You shop around for deals on clothes, drive a pre-owned car and watch Netflix rather than paying $20 for a theater ticket.

But if you aren’t monitoring what you spend on eating and drinking, then you’re likely ignoring the biggest wallet drainer of them all.

Forty-five percent of respondents to a 2016 Principal Financial Well-Being Index said they blew the most of their money on food. When broken down, 25% said they overspent most on dining out, while another 20% blamed other food and grocery costs.

And no surprise to Starbucks lovers: 9% of respondents indicated that coffee was a major budget buster.

Forty percent of respondents are also worried about rising food costs, second only to health care costs.

It's hard to predict which supermarket or menu items will cost more in the new year — and, of course, it's not realistic for many households to simply quit eating out altogether. That said, it is possible to get your food and drink spending under control, if you follow these rules.

When Eating Out

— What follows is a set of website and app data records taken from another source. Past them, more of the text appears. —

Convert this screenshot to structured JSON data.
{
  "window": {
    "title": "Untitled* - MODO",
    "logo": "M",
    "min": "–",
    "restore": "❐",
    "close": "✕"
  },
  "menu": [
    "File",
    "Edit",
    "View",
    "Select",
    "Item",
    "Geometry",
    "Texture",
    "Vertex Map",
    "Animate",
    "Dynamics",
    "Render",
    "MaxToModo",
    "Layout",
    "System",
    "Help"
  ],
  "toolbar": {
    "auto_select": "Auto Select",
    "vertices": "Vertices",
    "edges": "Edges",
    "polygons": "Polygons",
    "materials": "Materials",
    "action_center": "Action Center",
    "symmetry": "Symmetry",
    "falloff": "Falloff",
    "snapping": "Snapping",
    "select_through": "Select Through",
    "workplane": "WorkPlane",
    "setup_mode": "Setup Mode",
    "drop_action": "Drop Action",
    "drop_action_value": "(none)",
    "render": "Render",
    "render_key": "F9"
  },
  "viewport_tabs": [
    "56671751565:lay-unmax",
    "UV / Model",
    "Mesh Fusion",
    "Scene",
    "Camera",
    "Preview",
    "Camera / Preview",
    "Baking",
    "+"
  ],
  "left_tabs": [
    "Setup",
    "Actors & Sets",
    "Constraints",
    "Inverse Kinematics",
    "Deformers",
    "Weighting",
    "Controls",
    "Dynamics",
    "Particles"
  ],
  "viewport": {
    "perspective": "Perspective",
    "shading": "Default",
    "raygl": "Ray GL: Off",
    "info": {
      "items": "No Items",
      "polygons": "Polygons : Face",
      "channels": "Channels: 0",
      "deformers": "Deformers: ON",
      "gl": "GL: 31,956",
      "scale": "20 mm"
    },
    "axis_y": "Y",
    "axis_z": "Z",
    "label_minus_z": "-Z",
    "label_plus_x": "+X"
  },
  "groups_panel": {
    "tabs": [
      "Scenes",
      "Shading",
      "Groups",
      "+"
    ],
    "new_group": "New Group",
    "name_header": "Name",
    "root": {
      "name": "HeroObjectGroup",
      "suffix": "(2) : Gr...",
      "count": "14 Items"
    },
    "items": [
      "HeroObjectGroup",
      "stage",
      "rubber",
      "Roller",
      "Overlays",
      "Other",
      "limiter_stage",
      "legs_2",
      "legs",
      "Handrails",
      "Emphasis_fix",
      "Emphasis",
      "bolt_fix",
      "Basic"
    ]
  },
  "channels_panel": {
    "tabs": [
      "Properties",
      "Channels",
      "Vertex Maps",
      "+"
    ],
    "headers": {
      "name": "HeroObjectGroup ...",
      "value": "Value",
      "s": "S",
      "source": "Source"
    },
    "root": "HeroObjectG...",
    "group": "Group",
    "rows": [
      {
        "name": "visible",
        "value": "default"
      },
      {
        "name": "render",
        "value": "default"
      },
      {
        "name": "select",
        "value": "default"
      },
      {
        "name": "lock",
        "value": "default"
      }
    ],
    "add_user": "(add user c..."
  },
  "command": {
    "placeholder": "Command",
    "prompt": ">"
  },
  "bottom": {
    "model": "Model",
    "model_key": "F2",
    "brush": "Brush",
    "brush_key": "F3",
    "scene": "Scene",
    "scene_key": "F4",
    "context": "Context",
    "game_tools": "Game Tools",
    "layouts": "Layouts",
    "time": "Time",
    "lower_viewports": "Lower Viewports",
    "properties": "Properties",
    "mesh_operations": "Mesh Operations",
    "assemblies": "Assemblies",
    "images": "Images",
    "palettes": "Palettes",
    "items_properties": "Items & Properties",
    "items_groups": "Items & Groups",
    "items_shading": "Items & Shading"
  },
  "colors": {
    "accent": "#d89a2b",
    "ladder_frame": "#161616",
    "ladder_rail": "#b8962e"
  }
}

BYOB or don't drink. Alcohol adds up, so consider skipping pricey cocktails altogether when eating out. If sipping water during a special dinner just doesn't feel right, then consider bringing a bottle if the restaurant allows it. After all, at some places a single glass of wine could cost as much as an entire bottle from the liquor store.

Keep an eye out for specials. Some restaurants offer deals on slow nights of the week or happy hour specials between their lunch and dinner rushes. If you are flexible, then consider dining out when you can get a discount. (And of course, there are always restaurant deals on sites and apps like BlackBoard Eats, Living Social or Groupon.)

Brew your own coffee. By not spending $4 a day, five days a week, on a beverage that you could make at home, you could potentially save more than a grand by this time next year.

At the Grocery Store

Skip pre-made or prepackaged foods. Cut veggies and grab-and-go sandwiches are super convenient, but anything that requires human prep will have a markup. Buy a bag of carrots or sandwich ingredients and do the work on your own.

Download your grocery store's sales app. Many major chains have mobile apps that send you coupons for items you regularly purchase. Some apps may even work with your store loyalty card, so regular customer get even bigger deals.

Be smart about sales and bulk buying. Unless you’re truly sure your family will finish them off, resist bulk perishables like produce, dairy and meat. Same goes with two-for-one sales; you might get seduced into purchasing a lot of a food you really don't want or can't finish before the expiration date.